The official reaction of Venezuela, Argentina, Ecua-dor and several other Latin American countries to the Islamic radicals terrorist attack against the French magazine Charlie Hebdo was not only weak, but shameful; they condemned the bloodshed but not its intention to silence the press.
Here are a few little-noticed actions that experts agree Latin American countries should take in 2015 to improve their innovation, science, technology and education systems, which are rated very poorly in international rankings and are key to their economic future.
The start of 2015 finds Latin America turned into a leaderless region, in which the countries with the biggest political clout in recent years — Brazil, Venezuela and Mexico — have been significantly weakened by domestic troubles.
One of the big questions following President Barack Obama’s decision to significantly expand US tourism to Cuba will be how much it will affect other Caribbean tourism destinations such as the Dominican Republic, Jamaica or Cancun.
While President Barack Obama’s announcement Wednesday that he will normalize relations with Cuba is the biggest diplomatic breakthrough with the island after six decades of hostilities, his speech may have been less “historic” than he portrayed it, according to numerous US congressional sources and Cuba experts.
Reading a Gallup Poll about the happiest countries on earth, I couldn’t help being surprised by the fact that nine out of the 10 happiest countries — led by Paraguay — turned out to be in Latin America.
Forget about the Deepwater Horizon.
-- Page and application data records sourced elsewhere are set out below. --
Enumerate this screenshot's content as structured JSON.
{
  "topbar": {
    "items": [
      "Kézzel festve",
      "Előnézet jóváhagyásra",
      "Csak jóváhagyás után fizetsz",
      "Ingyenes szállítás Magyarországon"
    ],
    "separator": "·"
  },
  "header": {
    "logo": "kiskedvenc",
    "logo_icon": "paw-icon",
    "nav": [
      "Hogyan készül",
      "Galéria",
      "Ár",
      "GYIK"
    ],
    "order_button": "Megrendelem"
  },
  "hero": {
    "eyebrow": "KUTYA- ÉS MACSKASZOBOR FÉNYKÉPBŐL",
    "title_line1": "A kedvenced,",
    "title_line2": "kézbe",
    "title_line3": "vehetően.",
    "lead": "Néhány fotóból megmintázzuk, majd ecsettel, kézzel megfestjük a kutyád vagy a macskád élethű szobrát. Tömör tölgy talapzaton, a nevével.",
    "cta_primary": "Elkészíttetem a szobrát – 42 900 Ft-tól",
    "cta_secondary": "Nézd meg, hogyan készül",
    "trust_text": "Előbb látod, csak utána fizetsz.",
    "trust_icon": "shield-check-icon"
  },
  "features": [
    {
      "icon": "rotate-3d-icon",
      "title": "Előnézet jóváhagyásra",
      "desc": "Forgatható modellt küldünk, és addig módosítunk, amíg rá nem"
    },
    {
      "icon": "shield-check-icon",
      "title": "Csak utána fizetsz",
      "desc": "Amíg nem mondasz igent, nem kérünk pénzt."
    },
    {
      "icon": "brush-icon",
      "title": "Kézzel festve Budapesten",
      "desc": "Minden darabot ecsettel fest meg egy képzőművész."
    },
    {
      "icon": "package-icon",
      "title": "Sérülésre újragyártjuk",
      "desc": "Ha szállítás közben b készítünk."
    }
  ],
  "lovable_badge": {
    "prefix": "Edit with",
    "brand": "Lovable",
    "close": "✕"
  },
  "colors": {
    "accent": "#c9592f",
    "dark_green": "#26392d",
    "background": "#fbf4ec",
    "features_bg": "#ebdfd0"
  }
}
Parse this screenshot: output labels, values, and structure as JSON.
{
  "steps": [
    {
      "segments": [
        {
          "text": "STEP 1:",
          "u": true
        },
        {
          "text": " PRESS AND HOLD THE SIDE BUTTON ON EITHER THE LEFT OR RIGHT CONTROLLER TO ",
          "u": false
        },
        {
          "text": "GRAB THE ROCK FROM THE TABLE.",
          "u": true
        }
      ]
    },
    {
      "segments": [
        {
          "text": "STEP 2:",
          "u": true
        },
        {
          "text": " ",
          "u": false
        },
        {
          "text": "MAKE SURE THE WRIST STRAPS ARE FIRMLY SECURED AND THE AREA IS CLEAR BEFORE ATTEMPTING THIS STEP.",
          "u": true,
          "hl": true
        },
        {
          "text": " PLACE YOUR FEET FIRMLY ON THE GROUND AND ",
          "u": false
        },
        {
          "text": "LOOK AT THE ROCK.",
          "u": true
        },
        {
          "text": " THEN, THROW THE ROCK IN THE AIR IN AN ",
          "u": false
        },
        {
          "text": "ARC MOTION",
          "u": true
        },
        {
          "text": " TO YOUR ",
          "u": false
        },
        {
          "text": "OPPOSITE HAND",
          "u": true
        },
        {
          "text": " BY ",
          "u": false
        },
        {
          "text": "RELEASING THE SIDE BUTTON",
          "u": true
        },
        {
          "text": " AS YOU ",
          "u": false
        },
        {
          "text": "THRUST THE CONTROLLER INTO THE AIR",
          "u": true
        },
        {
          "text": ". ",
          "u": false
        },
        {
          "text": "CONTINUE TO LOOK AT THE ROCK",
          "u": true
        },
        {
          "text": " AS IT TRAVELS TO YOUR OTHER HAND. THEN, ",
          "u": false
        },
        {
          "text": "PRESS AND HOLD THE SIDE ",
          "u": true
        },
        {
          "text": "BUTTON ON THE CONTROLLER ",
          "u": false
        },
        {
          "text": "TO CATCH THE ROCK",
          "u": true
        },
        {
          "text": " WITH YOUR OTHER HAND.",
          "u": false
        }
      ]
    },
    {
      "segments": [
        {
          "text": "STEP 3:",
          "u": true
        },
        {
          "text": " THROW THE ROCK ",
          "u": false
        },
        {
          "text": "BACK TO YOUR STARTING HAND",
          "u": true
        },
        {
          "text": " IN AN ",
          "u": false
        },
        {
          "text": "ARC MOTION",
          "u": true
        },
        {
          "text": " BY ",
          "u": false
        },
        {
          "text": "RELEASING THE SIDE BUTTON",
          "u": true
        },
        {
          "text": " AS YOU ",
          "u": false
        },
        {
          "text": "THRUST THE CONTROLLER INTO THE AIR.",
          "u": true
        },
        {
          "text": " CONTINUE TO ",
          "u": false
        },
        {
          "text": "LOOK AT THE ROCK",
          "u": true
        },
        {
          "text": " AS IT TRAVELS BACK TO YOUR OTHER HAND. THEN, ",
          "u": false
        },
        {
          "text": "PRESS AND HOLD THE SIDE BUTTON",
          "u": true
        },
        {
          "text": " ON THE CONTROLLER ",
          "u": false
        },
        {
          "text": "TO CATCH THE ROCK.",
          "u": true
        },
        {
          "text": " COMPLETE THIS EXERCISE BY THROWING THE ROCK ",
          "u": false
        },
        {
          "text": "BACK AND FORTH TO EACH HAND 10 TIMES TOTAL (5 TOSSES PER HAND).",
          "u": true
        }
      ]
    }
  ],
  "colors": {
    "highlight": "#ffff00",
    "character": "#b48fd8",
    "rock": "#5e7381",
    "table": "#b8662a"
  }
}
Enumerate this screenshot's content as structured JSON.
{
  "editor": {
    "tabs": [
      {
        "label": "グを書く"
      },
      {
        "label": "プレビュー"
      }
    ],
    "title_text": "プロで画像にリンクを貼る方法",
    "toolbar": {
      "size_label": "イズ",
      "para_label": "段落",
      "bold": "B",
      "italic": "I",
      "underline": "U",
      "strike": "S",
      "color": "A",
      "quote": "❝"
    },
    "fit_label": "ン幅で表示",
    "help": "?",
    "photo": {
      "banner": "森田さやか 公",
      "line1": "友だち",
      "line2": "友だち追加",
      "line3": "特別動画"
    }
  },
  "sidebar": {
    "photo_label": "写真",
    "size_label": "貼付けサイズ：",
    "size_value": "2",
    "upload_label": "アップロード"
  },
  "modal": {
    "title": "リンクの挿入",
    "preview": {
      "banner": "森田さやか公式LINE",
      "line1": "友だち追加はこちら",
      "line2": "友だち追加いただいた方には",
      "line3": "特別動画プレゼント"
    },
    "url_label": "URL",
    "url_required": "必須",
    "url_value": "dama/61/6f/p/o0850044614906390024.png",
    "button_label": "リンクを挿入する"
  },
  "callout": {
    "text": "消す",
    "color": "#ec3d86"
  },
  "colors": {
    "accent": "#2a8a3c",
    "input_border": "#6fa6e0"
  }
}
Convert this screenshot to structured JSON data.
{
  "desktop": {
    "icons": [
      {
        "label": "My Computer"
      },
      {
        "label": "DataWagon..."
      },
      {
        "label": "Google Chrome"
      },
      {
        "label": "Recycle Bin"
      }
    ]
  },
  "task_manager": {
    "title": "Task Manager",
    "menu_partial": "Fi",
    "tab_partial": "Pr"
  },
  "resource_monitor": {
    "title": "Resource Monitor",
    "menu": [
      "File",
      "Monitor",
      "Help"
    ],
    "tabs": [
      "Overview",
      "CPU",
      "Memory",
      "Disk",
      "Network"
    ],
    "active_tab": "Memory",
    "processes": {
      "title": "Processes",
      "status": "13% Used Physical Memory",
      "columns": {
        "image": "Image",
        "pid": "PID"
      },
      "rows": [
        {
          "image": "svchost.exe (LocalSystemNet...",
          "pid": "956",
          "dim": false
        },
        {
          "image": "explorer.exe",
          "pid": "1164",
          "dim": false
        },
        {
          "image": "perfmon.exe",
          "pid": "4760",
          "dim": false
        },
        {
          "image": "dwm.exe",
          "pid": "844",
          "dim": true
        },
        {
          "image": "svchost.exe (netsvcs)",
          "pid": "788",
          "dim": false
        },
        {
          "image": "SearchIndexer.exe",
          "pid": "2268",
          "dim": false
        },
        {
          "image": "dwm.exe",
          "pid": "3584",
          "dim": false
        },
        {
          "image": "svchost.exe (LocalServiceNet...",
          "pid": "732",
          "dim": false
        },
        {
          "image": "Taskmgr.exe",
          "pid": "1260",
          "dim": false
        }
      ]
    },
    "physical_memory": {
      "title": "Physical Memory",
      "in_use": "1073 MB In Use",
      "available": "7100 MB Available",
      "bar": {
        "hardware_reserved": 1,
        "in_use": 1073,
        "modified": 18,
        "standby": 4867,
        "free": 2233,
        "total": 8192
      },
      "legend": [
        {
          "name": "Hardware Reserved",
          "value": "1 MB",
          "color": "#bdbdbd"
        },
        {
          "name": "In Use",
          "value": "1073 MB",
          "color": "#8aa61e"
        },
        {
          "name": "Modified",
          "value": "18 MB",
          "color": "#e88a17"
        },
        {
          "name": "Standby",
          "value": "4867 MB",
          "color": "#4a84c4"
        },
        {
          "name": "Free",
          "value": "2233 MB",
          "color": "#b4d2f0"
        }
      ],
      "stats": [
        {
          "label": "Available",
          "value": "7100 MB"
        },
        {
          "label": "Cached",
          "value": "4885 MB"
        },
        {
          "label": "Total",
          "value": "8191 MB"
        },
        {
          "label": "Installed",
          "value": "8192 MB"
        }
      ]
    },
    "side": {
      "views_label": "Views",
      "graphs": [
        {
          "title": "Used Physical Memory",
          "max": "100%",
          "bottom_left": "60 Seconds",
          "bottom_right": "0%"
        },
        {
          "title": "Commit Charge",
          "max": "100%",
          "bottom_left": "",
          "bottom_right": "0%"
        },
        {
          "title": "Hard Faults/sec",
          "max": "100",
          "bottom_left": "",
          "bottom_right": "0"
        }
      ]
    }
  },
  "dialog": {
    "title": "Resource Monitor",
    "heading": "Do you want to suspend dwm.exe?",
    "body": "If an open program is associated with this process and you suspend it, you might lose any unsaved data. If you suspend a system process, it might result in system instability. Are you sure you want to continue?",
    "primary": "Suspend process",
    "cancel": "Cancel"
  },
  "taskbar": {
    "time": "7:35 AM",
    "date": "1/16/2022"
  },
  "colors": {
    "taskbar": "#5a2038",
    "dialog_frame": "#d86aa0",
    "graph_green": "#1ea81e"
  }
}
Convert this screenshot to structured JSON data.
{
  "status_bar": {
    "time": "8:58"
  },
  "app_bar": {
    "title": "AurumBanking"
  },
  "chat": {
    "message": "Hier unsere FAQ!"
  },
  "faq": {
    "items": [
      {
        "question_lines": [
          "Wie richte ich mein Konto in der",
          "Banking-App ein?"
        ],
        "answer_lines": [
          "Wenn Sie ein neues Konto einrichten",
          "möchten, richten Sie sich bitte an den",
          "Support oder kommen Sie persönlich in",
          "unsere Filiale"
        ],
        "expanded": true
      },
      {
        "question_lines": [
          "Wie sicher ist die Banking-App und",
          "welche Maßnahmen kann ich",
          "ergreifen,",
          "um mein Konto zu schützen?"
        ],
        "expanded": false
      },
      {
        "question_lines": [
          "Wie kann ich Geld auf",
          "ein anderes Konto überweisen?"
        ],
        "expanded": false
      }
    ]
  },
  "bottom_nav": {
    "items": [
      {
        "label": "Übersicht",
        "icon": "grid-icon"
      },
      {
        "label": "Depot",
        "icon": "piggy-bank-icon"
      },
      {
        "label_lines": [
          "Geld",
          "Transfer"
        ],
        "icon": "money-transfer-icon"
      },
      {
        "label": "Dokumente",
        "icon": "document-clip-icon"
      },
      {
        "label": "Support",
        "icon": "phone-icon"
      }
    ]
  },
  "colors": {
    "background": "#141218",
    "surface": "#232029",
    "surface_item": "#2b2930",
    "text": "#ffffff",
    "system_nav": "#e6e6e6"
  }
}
If Nicaragua’s $50 billion transoceanic canal scheduled to start construction on December 22 becomes a reality, it could be the world’s biggest environmental disaster in recent memory.
Latin American programmes to send more students to US universities are beginning to bear fruit, even if the number of Latin American students in US higher education institutions remains way behind those of China, India, South Korea and even Vietnam.
Chile has just taken a bold step to promote innovation that should be copied by all other Latin American countries.
Here’s the biggest irony of Tuesday’s mid-term elections: the US government will continue demanding that Mexico, Colombia and other countries fight the marijuana trade as part of its “war on drugs,” while Washington voters have just approved making pot legal in the US capital.
WASHINGTON – The big question among Brazil watchers in this capital is whether newly re-elected President Dilma Rousseff will improve her government’s ailing ties with the United States during her second term.
SANTIAGO, Chile: This country, which has long been Latin America’s economic star, has seen its economic growth fall from 5 percent average in recent years to a projected 1.9 percent this year.